“That ship has sailed. It’s gone,” Meyer said. “Professionally, it changed how we do some business on offense, and we’re moving forward.”

Ohio State has added former Indiana head coach Kevin Wilson as offensive coordinator, with Meyer noting that Wilson is the first offensive coordinator to be brought into Meyer’s program as a head coach (all others have been promoted from within). Meyer acknowledged that more of the offensive management has been put in the hands of Wilson, which supports the thought that things have changed with the offense in 2017.

Ohio State is a heavy favorite among media members covering the Big Ten to win the conference this season, and the Buckeyes will likely be viewed as a playoff contender. Regardless, how last season ended has to leave an empty feeling that needs to be fulfilled this fall, whether Meyer wants to use it as fuel or not.

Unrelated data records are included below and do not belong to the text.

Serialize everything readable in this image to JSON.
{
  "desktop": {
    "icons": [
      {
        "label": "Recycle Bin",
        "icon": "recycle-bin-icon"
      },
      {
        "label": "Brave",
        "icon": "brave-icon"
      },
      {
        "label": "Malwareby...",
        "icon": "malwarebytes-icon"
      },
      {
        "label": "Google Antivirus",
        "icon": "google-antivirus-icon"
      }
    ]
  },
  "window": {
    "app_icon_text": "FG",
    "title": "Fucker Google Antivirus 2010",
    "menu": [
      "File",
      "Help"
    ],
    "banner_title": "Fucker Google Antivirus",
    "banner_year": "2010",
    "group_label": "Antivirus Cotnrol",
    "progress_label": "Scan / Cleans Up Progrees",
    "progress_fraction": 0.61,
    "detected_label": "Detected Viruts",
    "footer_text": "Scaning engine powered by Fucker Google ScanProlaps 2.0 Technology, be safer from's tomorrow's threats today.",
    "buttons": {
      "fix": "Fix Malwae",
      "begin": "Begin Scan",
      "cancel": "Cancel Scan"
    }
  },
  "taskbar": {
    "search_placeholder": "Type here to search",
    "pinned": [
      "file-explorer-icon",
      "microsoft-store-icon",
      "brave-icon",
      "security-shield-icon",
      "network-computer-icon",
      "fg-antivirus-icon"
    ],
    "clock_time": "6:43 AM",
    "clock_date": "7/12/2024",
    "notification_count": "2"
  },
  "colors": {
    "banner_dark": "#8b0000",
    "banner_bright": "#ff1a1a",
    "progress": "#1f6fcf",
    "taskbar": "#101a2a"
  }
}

“It’s the back of everyone’s mind,” Meyer said. “Whether I use that in training camp or not is to be determined.”